Task to complete: Nothing but a full, exact copy of the data is needed.

Input:

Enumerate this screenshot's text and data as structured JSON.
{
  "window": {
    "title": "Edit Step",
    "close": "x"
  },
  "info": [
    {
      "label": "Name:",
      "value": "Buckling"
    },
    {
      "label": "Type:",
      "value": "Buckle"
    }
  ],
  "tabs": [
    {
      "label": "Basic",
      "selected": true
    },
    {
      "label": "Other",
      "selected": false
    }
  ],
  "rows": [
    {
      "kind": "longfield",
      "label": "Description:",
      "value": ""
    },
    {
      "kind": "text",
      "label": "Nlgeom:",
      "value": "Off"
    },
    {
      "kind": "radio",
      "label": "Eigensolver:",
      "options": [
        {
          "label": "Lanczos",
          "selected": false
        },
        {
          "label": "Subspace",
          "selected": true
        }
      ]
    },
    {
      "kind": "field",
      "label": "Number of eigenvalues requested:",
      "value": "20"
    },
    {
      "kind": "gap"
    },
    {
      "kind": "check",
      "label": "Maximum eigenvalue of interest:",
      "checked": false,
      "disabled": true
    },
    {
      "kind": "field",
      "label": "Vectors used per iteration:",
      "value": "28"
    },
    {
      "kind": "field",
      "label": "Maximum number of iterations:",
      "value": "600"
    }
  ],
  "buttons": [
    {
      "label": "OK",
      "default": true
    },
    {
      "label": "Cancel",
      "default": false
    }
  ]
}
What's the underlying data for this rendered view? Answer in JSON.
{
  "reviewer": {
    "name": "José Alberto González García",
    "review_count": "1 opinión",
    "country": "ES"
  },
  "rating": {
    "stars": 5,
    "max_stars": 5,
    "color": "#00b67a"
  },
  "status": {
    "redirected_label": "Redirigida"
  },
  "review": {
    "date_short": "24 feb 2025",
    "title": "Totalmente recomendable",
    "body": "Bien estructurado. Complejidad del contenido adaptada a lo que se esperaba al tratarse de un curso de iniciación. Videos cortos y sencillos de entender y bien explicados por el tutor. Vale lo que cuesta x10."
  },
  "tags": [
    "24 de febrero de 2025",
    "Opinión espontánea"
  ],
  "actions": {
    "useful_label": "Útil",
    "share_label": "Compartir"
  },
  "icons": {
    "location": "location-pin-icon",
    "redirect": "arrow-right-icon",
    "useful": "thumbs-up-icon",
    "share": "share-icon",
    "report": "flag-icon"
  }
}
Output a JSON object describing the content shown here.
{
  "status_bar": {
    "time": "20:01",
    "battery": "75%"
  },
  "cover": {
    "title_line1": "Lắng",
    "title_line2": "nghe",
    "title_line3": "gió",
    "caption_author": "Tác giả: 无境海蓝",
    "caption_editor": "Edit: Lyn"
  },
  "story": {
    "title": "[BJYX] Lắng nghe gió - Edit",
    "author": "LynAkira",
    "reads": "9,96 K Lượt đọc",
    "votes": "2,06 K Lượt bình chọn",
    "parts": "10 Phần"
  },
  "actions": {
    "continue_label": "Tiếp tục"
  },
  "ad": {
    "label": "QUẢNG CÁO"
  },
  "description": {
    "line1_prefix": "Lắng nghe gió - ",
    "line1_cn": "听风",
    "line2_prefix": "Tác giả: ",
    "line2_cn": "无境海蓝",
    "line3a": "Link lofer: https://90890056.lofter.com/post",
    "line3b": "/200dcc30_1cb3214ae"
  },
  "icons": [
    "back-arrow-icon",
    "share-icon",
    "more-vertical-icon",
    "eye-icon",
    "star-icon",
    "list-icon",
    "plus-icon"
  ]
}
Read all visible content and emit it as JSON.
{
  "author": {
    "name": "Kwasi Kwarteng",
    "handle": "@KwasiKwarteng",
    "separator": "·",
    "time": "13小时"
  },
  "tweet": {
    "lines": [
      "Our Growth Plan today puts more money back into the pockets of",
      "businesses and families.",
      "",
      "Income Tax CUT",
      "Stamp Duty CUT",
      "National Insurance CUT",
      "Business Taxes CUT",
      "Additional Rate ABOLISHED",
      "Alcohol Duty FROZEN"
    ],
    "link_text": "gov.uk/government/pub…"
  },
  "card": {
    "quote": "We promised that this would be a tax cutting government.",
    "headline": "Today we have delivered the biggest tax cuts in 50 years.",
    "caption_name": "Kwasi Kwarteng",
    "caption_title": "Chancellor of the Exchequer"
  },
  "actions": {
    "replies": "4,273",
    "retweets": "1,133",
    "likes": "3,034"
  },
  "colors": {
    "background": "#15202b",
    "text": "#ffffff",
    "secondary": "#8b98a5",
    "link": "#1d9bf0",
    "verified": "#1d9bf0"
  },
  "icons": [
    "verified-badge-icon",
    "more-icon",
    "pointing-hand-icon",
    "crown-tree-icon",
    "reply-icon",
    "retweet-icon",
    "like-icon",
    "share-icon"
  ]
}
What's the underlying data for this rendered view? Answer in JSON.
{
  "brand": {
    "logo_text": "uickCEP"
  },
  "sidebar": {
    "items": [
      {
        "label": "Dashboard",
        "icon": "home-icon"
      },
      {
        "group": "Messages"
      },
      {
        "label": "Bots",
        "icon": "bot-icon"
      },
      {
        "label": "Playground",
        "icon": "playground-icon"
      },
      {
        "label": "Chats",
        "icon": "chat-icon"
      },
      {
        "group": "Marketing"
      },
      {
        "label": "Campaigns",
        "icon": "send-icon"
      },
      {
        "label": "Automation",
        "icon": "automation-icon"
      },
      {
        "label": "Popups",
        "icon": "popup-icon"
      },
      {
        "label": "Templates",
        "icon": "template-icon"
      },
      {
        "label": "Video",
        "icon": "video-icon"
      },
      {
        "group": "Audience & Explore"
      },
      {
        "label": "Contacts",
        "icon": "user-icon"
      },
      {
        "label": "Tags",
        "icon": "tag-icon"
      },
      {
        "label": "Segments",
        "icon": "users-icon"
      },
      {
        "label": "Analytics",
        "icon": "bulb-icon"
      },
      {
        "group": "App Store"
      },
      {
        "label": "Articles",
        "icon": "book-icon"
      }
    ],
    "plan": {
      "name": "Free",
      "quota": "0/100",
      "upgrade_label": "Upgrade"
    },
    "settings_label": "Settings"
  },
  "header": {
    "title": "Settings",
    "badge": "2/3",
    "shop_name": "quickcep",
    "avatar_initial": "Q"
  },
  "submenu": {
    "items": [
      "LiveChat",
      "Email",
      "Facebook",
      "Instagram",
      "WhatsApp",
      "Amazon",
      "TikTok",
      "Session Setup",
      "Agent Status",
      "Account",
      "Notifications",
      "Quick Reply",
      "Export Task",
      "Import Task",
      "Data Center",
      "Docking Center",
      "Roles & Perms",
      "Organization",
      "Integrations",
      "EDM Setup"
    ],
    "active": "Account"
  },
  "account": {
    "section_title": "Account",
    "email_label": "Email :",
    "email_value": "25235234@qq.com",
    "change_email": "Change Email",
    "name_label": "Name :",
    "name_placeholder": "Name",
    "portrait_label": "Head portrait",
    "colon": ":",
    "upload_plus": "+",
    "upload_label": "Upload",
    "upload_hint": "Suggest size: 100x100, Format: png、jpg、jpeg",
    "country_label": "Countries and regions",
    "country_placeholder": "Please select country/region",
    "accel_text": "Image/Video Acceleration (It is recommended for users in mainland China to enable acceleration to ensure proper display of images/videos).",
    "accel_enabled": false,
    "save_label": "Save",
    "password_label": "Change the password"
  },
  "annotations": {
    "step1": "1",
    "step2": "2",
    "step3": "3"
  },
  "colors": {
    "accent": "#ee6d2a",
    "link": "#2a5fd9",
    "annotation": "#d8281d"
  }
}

Finished exercise:
Enumerate this screenshot's text and data as structured JSON.
{
  "window": {
    "title": "Edit Step",
    "close": "x"
  },
  "info": [
    {
      "label": "Name:",
      "value": "Buckling"
    },
    {
      "label": "Type:",
      "value": "Buckle"
    }
  ],
  "tabs": [
    {
      "label": "Basic",
      "selected": true
    },
    {
      "label": "Other",
      "selected": false
    }
  ],
  "rows": [
    {
      "kind": "longfield",
      "label": "Description:",
      "value": ""
    },
    {
      "kind": "text",
      "label": "Nlgeom:",
      "value": "Off"
    },
    {
      "kind": "radio",
      "label": "Eigensolver:",
      "options": [
        {
          "label": "Lanczos",
          "selected": false
        },
        {
          "label": "Subspace",
          "selected": true
        }
      ]
    },
    {
      "kind": "field",
      "label": "Number of eigenvalues requested:",
      "value": "20"
    },
    {
      "kind": "gap"
    },
    {
      "kind": "check",
      "label": "Maximum eigenvalue of interest:",
      "checked": false,
      "disabled": true
    },
    {
      "kind": "field",
      "label": "Vectors used per iteration:",
      "value": "28"
    },
    {
      "kind": "field",
      "label": "Maximum number of iterations:",
      "value": "600"
    }
  ],
  "buttons": [
    {
      "label": "OK",
      "default": true
    },
    {
      "label": "Cancel",
      "default": false
    }
  ]
}
What's the underlying data for this rendered view? Answer in JSON.
{
  "reviewer": {
    "name": "José Alberto González García",
    "review_count": "1 opinión",
    "country": "ES"
  },
  "rating": {
    "stars": 5,
    "max_stars": 5,
    "color": "#00b67a"
  },
  "status": {
    "redirected_label": "Redirigida"
  },
  "review": {
    "date_short": "24 feb 2025",
    "title": "Totalmente recomendable",
    "body": "Bien estructurado. Complejidad del contenido adaptada a lo que se esperaba al tratarse de un curso de iniciación. Videos cortos y sencillos de entender y bien explicados por el tutor. Vale lo que cuesta x10."
  },
  "tags": [
    "24 de febrero de 2025",
    "Opinión espontánea"
  ],
  "actions": {
    "useful_label": "Útil",
    "share_label": "Compartir"
  },
  "icons": {
    "location": "location-pin-icon",
    "redirect": "arrow-right-icon",
    "useful": "thumbs-up-icon",
    "share": "share-icon",
    "report": "flag-icon"
  }
}
Output a JSON object describing the content shown here.
{
  "status_bar": {
    "time": "20:01",
    "battery": "75%"
  },
  "cover": {
    "title_line1": "Lắng",
    "title_line2": "nghe",
    "title_line3": "gió",
    "caption_author": "Tác giả: 无境海蓝",
    "caption_editor": "Edit: Lyn"
  },
  "story": {
    "title": "[BJYX] Lắng nghe gió - Edit",
    "author": "LynAkira",
    "reads": "9,96 K Lượt đọc",
    "votes": "2,06 K Lượt bình chọn",
    "parts": "10 Phần"
  },
  "actions": {
    "continue_label": "Tiếp tục"
  },
  "ad": {
    "label": "QUẢNG CÁO"
  },
  "description": {
    "line1_prefix": "Lắng nghe gió - ",
    "line1_cn": "听风",
    "line2_prefix": "Tác giả: ",
    "line2_cn": "无境海蓝",
    "line3a": "Link lofer: https://90890056.lofter.com/post",
    "line3b": "/200dcc30_1cb3214ae"
  },
  "icons": [
    "back-arrow-icon",
    "share-icon",
    "more-vertical-icon",
    "eye-icon",
    "star-icon",
    "list-icon",
    "plus-icon"
  ]
}
Read all visible content and emit it as JSON.
{
  "author": {
    "name": "Kwasi Kwarteng",
    "handle": "@KwasiKwarteng",
    "separator": "·",
    "time": "13小时"
  },
  "tweet": {
    "lines": [
      "Our Growth Plan today puts more money back into the pockets of",
      "businesses and families.",
      "",
      "Income Tax CUT",
      "Stamp Duty CUT",
      "National Insurance CUT",
      "Business Taxes CUT",
      "Additional Rate ABOLISHED",
      "Alcohol Duty FROZEN"
    ],
    "link_text": "gov.uk/government/pub…"
  },
  "card": {
    "quote": "We promised that this would be a tax cutting government.",
    "headline": "Today we have delivered the biggest tax cuts in 50 years.",
    "caption_name": "Kwasi Kwarteng",
    "caption_title": "Chancellor of the Exchequer"
  },
  "actions": {
    "replies": "4,273",
    "retweets": "1,133",
    "likes": "3,034"
  },
  "colors": {
    "background": "#15202b",
    "text": "#ffffff",
    "secondary": "#8b98a5",
    "link": "#1d9bf0",
    "verified": "#1d9bf0"
  },
  "icons": [
    "verified-badge-icon",
    "more-icon",
    "pointing-hand-icon",
    "crown-tree-icon",
    "reply-icon",
    "retweet-icon",
    "like-icon",
    "share-icon"
  ]
}
What's the underlying data for this rendered view? Answer in JSON.
{
  "brand": {
    "logo_text": "uickCEP"
  },
  "sidebar": {
    "items": [
      {
        "label": "Dashboard",
        "icon": "home-icon"
      },
      {
        "group": "Messages"
      },
      {
        "label": "Bots",
        "icon": "bot-icon"
      },
      {
        "label": "Playground",
        "icon": "playground-icon"
      },
      {
        "label": "Chats",
        "icon": "chat-icon"
      },
      {
        "group": "Marketing"
      },
      {
        "label": "Campaigns",
        "icon": "send-icon"
      },
      {
        "label": "Automation",
        "icon": "automation-icon"
      },
      {
        "label": "Popups",
        "icon": "popup-icon"
      },
      {
        "label": "Templates",
        "icon": "template-icon"
      },
      {
        "label": "Video",
        "icon": "video-icon"
      },
      {
        "group": "Audience & Explore"
      },
      {
        "label": "Contacts",
        "icon": "user-icon"
      },
      {
        "label": "Tags",
        "icon": "tag-icon"
      },
      {
        "label": "Segments",
        "icon": "users-icon"
      },
      {
        "label": "Analytics",
        "icon": "bulb-icon"
      },
      {
        "group": "App Store"
      },
      {
        "label": "Articles",
        "icon": "book-icon"
      }
    ],
    "plan": {
      "name": "Free",
      "quota": "0/100",
      "upgrade_label": "Upgrade"
    },
    "settings_label": "Settings"
  },
  "header": {
    "title": "Settings",
    "badge": "2/3",
    "shop_name": "quickcep",
    "avatar_initial": "Q"
  },
  "submenu": {
    "items": [
      "LiveChat",
      "Email",
      "Facebook",
      "Instagram",
      "WhatsApp",
      "Amazon",
      "TikTok",
      "Session Setup",
      "Agent Status",
      "Account",
      "Notifications",
      "Quick Reply",
      "Export Task",
      "Import Task",
      "Data Center",
      "Docking Center",
      "Roles & Perms",
      "Organization",
      "Integrations",
      "EDM Setup"
    ],
    "active": "Account"
  },
  "account": {
    "section_title": "Account",
    "email_label": "Email :",
    "email_value": "25235234@qq.com",
    "change_email": "Change Email",
    "name_label": "Name :",
    "name_placeholder": "Name",
    "portrait_label": "Head portrait",
    "colon": ":",
    "upload_plus": "+",
    "upload_label": "Upload",
    "upload_hint": "Suggest size: 100x100, Format: png、jpg、jpeg",
    "country_label": "Countries and regions",
    "country_placeholder": "Please select country/region",
    "accel_text": "Image/Video Acceleration (It is recommended for users in mainland China to enable acceleration to ensure proper display of images/videos).",
    "accel_enabled": false,
    "save_label": "Save",
    "password_label": "Change the password"
  },
  "annotations": {
    "step1": "1",
    "step2": "2",
    "step3": "3"
  },
  "colors": {
    "accent": "#ee6d2a",
    "link": "#2a5fd9",
    "annotation": "#d8281d"
  }
}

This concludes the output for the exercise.